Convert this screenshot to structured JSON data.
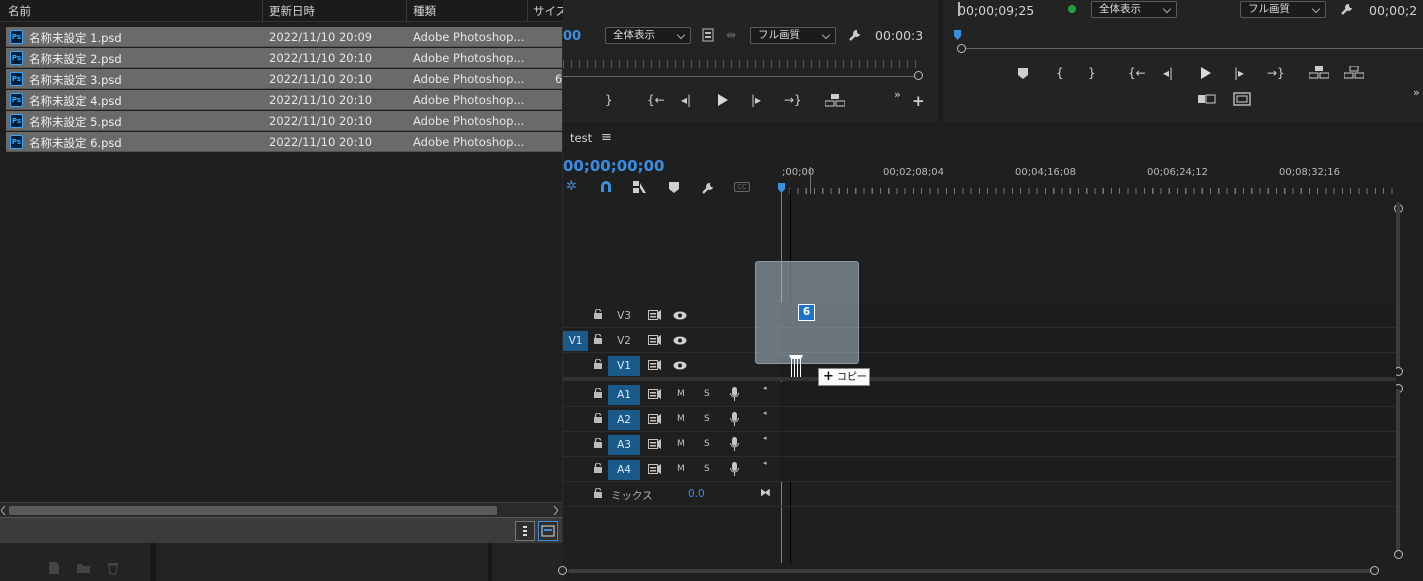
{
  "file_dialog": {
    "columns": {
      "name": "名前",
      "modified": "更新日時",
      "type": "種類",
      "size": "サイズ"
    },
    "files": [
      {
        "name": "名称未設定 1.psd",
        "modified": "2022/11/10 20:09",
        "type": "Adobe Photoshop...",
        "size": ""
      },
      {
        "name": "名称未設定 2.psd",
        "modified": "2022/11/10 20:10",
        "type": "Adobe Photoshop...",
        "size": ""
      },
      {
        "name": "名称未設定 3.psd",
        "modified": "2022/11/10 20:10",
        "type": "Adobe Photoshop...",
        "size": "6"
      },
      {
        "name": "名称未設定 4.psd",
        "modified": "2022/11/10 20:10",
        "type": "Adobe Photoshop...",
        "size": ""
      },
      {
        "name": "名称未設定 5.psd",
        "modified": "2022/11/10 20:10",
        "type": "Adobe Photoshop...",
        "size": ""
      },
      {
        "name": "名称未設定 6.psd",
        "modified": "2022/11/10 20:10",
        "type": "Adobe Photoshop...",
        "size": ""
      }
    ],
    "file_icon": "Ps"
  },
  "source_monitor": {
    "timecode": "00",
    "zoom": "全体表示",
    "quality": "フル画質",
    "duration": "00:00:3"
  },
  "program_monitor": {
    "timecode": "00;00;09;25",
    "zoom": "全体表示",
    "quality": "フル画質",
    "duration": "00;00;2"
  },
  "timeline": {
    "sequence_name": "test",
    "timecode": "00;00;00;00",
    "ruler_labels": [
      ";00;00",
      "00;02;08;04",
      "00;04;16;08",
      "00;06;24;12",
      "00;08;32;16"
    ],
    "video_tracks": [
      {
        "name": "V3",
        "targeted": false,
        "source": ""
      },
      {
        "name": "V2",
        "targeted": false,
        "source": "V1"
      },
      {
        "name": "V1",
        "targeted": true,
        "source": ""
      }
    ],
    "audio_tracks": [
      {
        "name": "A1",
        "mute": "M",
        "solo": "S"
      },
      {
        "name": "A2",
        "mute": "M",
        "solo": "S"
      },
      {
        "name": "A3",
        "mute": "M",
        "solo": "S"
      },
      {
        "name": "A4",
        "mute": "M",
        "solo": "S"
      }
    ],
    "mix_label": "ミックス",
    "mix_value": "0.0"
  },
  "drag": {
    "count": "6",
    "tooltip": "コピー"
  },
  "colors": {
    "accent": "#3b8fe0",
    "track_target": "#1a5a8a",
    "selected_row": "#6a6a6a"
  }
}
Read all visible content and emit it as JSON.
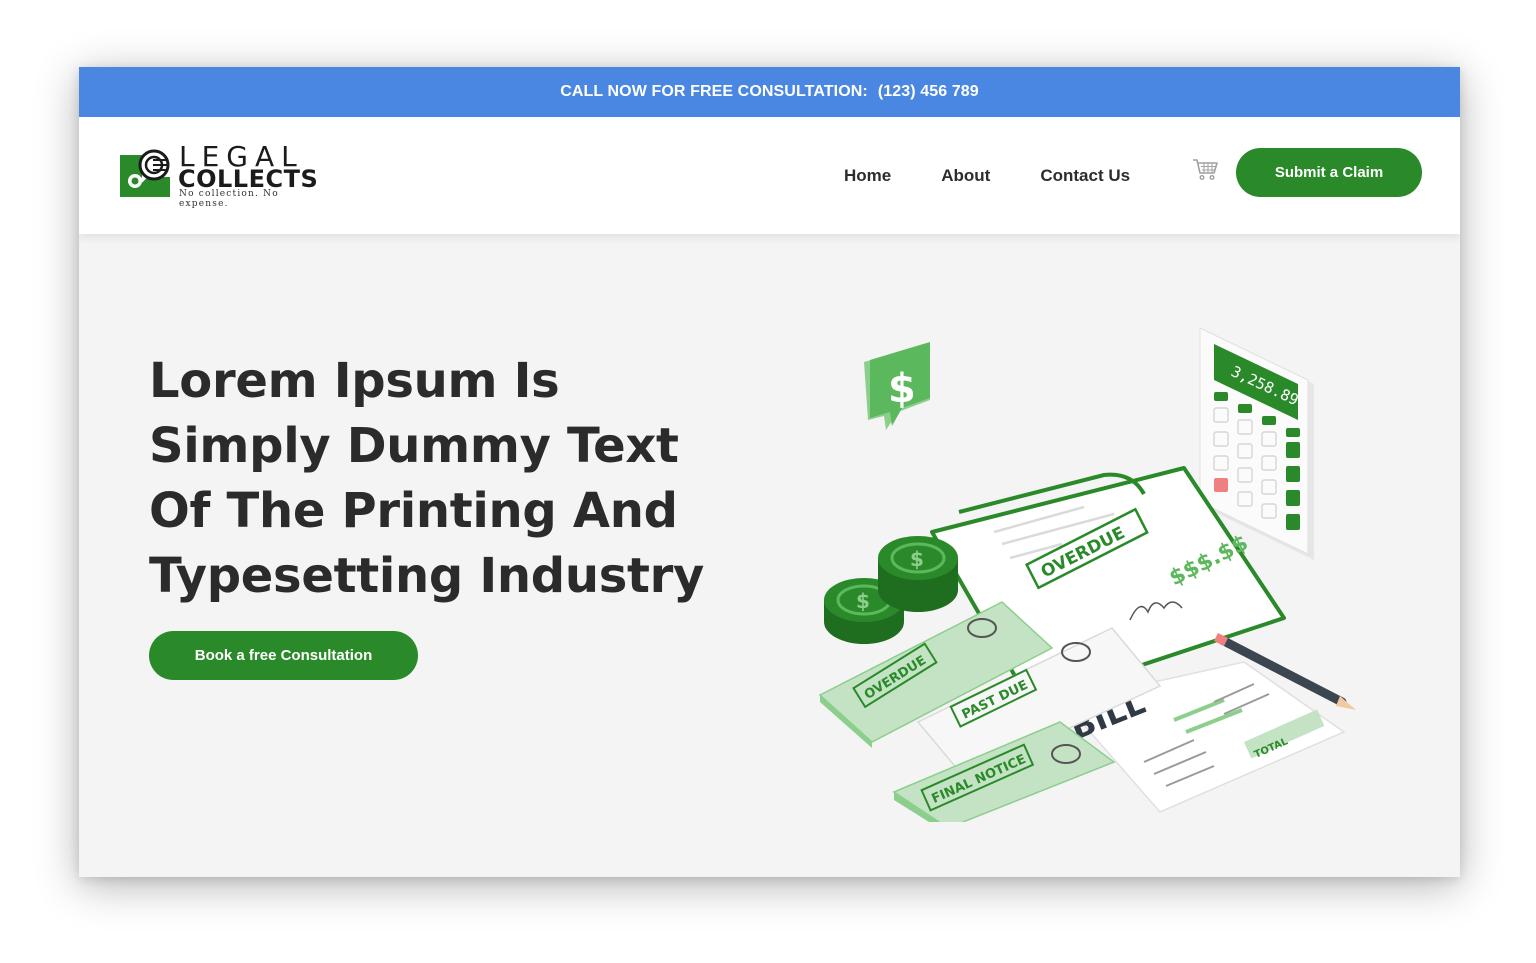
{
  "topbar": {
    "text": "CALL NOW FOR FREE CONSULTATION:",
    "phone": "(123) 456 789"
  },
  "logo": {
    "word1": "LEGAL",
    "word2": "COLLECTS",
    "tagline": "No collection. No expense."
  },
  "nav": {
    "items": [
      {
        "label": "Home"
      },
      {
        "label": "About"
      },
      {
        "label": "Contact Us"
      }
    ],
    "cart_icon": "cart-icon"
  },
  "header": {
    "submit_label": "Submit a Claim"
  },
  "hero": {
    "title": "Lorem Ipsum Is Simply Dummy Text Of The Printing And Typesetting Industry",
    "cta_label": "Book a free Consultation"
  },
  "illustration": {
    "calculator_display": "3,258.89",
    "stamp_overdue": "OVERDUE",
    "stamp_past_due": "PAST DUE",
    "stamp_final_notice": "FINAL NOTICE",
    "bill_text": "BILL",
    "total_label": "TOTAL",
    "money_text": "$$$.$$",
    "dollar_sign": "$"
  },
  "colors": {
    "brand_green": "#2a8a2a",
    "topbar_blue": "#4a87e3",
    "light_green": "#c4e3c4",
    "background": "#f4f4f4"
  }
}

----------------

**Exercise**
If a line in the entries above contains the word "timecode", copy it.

**Answer area**
    "timecode": "00",
    "timecode": "00;00;09;25",
    "timecode": "00;00;00;00",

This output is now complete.